Both overriding and subducting plates are oceanic and assumed to be composed of olivine. The crust and lithospheric mantle have maximum thicknesses of 15 and 90 km, respectively (see inset of Supplementary Fig. 1C). The base density (ρ0) of both layers is 3300 kg/m3. Their initial thermal profiles (i.e., vertical temperature distribution) were defined following the half-space cooling model (Eq. 10). The oceanic plate crustal materials follow a plagioclase viscous creep law but, due to their low cohesion and lack of friction coefficient (see Supplementary Table 5), they are controlled by plastic flow. This allows crustal materials to act as subduction interfaces once the initial weak layer is subducted.

All lithospheric and sub-lithospheric mantle materials follow a dry olivine creep law (Supplementary Table 5), standard for the depleted upper mantle. On the trailing edges of both plates, the isotherms are tapered, allowing for ascension of material, defining a pair of corresponding initial ridge centres (see Supplementary Fig. 1C). This allows for free plate migration and prevents the otherwise strong downwelling of cold material formed at the edges of the model, which would perturb the mantellic flow42,43. Note that these correspond to initial geometric conditions and that no continuous spreading rates were prescribed.

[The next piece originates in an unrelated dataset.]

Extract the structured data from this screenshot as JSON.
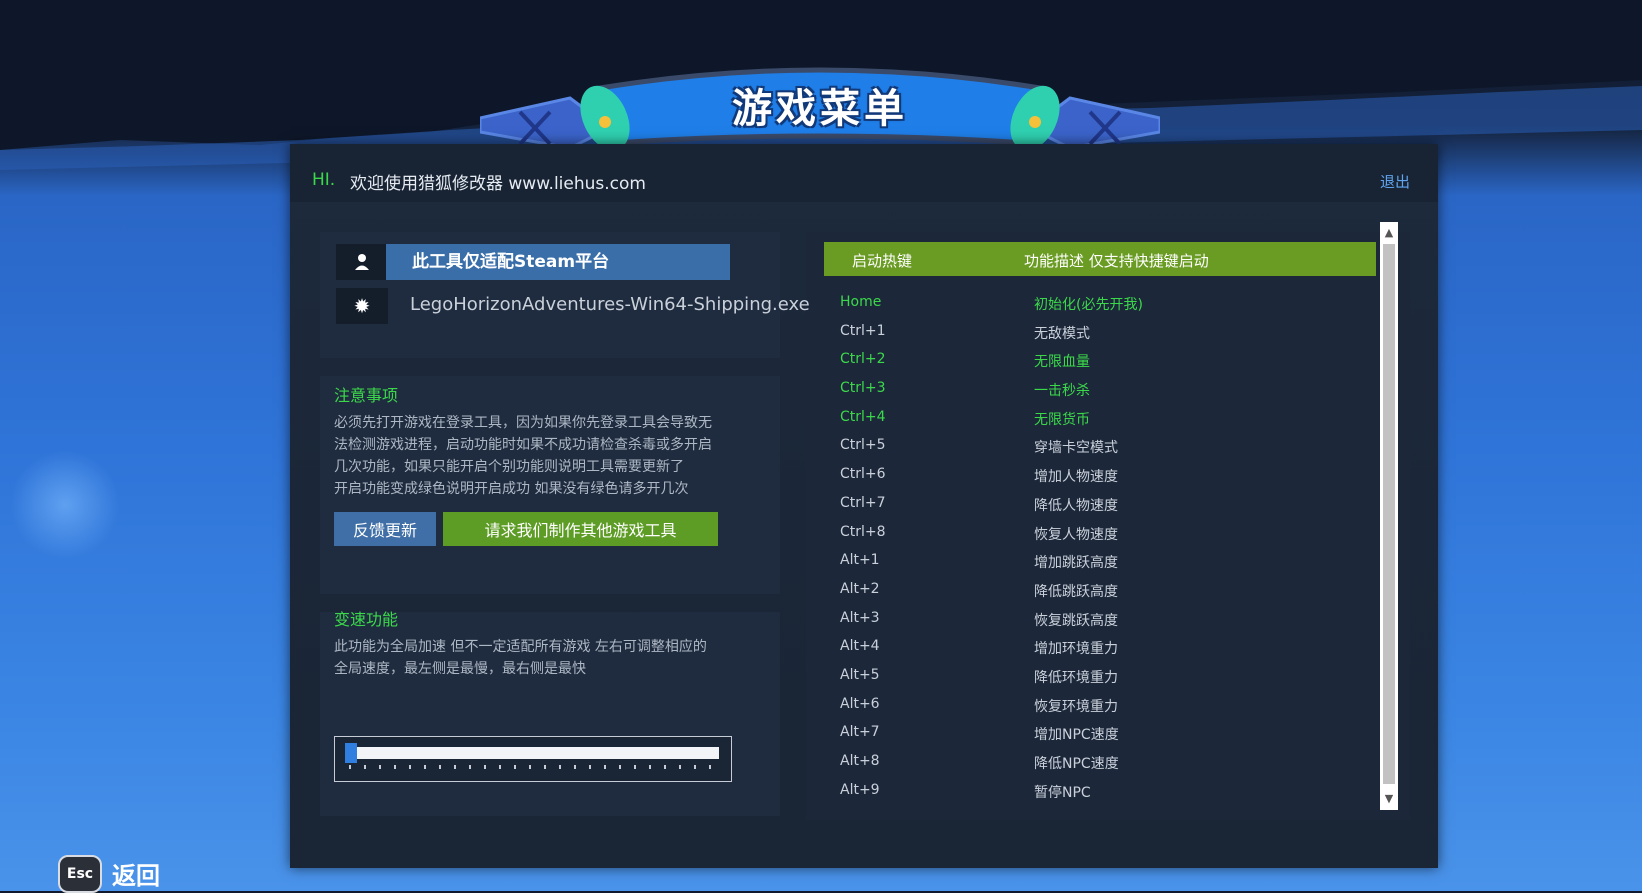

Any spreading observed is entirely caused by the adjacent subduction zone and the respective slab pull force.

The modelled oceanic plateau was defined with a parallelepipedal geometry, with four different along-trench widths (WP in Supplementary Fig. 1A and Supplementary Table 1). The plateau is located along a free slip mirror symmetry plane boundary, which divides the model into two halves along its middle length, with the modelled domain corresponding only to one of them. As such, calculations are performed in just half of the whole conceptual domain41. As an example, a 600 km wide plateau in the model would correspond to a 1200 km wide plateau in nature. The plateau crust and the plateau lithospheric mantle have thicknesses of 20 and 90 km and base densities of 2800 kg/m3 and 3220 kg/m3, respectively (see inset in Supplementary Fig. 1C). The crust follows a quartzite law viscous creep law (see Supplementary Table 5), with a higher cohesion and friction angle than the surrounding oceanic plate crust. This setup allows for our oceanic plateau to be both less dense than the underlying asthenosphere (i.e., positively buoyant—see inset on Supplementary Fig. 1C) and simultaneously stronger than the surrounding oceanic plate crust.

The arc was modelled using a trapezoidal geometry that spans the entire length of the model, has a trench-normal width of 200 km, with a maximum crustal thickness of 9 km and a maximum lithospheric mantle thickness of 90 km (see Supplementary Fig. 1A, C). It represents a mature volcanic arc and is less dense than the underlying asthenosphere (see inset in Supplementary Fig. 1C and Supplementary Table 5).

The initial strength depth and thermal profiles for the different model phases can be seen in Supplementary Fig. 2.

The slab pull force44 is estimated using:

$${F}_{{{{{\rm{SP}}}}}}=({\rho }_{{{{{\rm{slab}}}}}}-{\rho }_{{{{{\rm{astenosphere}}}}}}){{{{{\bf{g}}}}}}{V}_{S}$$

where FSP represents the slab pull force, g is the gravity acceleration, ρslab is the average density of the subducted slab, ρastenosphere is the density of the underlying asthenosphere, and VS represents the volume of subducted slab. The effective slab pull force is only c.a. 10% of the calculated value44. The calculated values for the effective slab pull forces in all models can be found in Supplementary Tables 2 and 3.